Additionally, tomatoes can be grown indoors or out, depending on the climate where you live.

If your home is not very well-lit, it may be difficult to get enough sunlight for a healthy plant. If this is the case, consider growing tomatoes inside using a grow light.

They are inexpensive today and simply searching for grow lights will give you plenty of options for $30-$50 bucks.

You will need a large pot (at least twelve inches deep) filled with rich soil. The pot should have drainage holes at the bottom.

Place the pot in an area with bright light, such as under a window or near a sunny patio. Water the plant regularly, but don’t let the soil dry out completely.

Tomato Varieties That Grow Well In The Shade

romas in shadeHeirloom tomato varieties are some of the most popular garden plants because they’re hardy, easy to grow, and produce delicious fruits. But they are susceptible to disease unlike their hybrid cousins.

But heirloom tomatoes aren’t just for backyard gardens anymore. They’ve become increasingly popular for apartment gardening and even indoor growing.

With the popularity of heirloom tomatoes, many people are wondering what types of tomatoes are best suited for different conditions. There are several factors to consider when choosing a variety for your home garden or apartment balcony.

The first thing to look at is whether it needs full sun or partial shade. Tomatoes like full sun, but they’ll do fine in partial shade too. If you live in an area with lots of shade, choose a variety that likes part shade.

Cherry tomato varieties are a great choice when searching for shade tolerant tomatoes. Black Cherry and Isis Candy Cherry are popular choices if light is an issue.

Roma tomatoes are another strong choice when thinking about growing tomatoes in shade areas. Two of my favorites are Black Krim and Siberia tomatoes while a plum variety like San Marzano, great for preserving in a diced fashion, is recommended if consistent light is an issue. 

One more to consider, especially if making tomato sauce or paste is your preference are the Mama Leones. They produce in high quantity in normal light circumstances but this over abundance makes them a good choice in shaded conditions too. 

Essentially, because of its large production of fruit, even if some don’t mature under shaded conditions, there will still be an over abundance that do. 

Don’t let lack of sunlight stop you from growing tomatoes. There are varieties that will produce under shaded conditions.

Conclusion: Growing Tomatoes In Shade

tomato seedlingsSo, we know that tomatoes require full sun to grow well.
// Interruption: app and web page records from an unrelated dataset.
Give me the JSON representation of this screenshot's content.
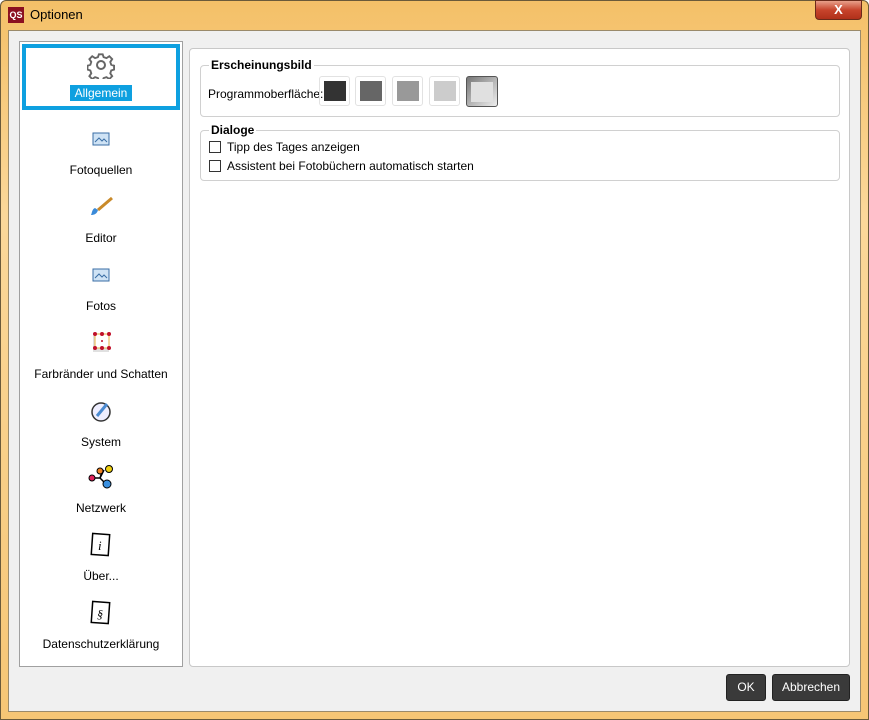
{
  "window": {
    "title": "Optionen",
    "app_icon": "QS",
    "close": "X"
  },
  "sidebar": {
    "items": [
      {
        "label": "Allgemein",
        "icon": "gear-icon",
        "selected": true
      },
      {
        "label": "Fotoquellen",
        "icon": "photo-icon"
      },
      {
        "label": "Editor",
        "icon": "brush-icon"
      },
      {
        "label": "Fotos",
        "icon": "photo-icon"
      },
      {
        "label": "Farbränder und Schatten",
        "icon": "border-shadow-icon"
      },
      {
        "label": "System",
        "icon": "system-icon"
      },
      {
        "label": "Netzwerk",
        "icon": "network-icon"
      },
      {
        "label": "Über...",
        "icon": "info-icon"
      },
      {
        "label": "Datenschutzerklärung",
        "icon": "paragraph-icon"
      }
    ]
  },
  "appearance": {
    "title": "Erscheinungsbild",
    "label": "Programmoberfläche:",
    "swatches": [
      "#333333",
      "#666666",
      "#999999",
      "#cccccc",
      "#e0e0e0"
    ],
    "selected_index": 4
  },
  "dialogs": {
    "title": "Dialoge",
    "options": [
      {
        "label": "Tipp des Tages anzeigen",
        "checked": false
      },
      {
        "label": "Assistent bei Fotobüchern automatisch starten",
        "checked": false
      }
    ]
  },
  "buttons": {
    "ok": "OK",
    "cancel": "Abbrechen"
  }
}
They do best where there are six hours of sunlight each day.

But as I mentioned, don’t let a lack of sunshine prevent you from growing tomatoes.

If you live somewhere with less than six hours of sunshine, consider planting tomatoes in pots or containers.

When you make your tomatoes portable, you can move them to take advantage of the the sunniest parts of the day. I used to do this all the time for my parents and the end result was always healthy plants with a great output.

And don’t forget, if you grow tomatoes inside and there’s a lack of areas in the house where sunlight seeps in, you can always use artificial lighting.

Remember tomatoes like plenty of water while they’re growing. Watering regularly keeps plants healthy and can help prevent disease problems. Keep a close eye on signs of drought stress.

When it looks dry, give your plant some extra water. In addition, you may want to fertilize with a high-nitrogen fertilizer when the soil is dry.

Growing tomatoes in shade is a lot easier today that it once once with tools such as artificial light and better growing methods.

Some varieties of tomatoes are being hybridized to grow in partly shaded areas and thrive.

Let me know in the comments how you do with growing tomatoes in shaded or partly shaded areas. Feel free to share your tips with our readers.

Grow Tomatoes In Shade
Like This Article? Pin It On Pinterest

JD Dean

Growing up on a farm gave me and my family some huge advantages. One of them was learning to grow our own food. Apart from acres and acres of crops, we had a magnificent fruit and vegetable garden plus, we canned our own food. I’m hoping to pass on some of this expertise and experience to you.

This Post Has 0 Comments

Leave a Reply

Your email address will not be published. Required fields are marked *

Back To Top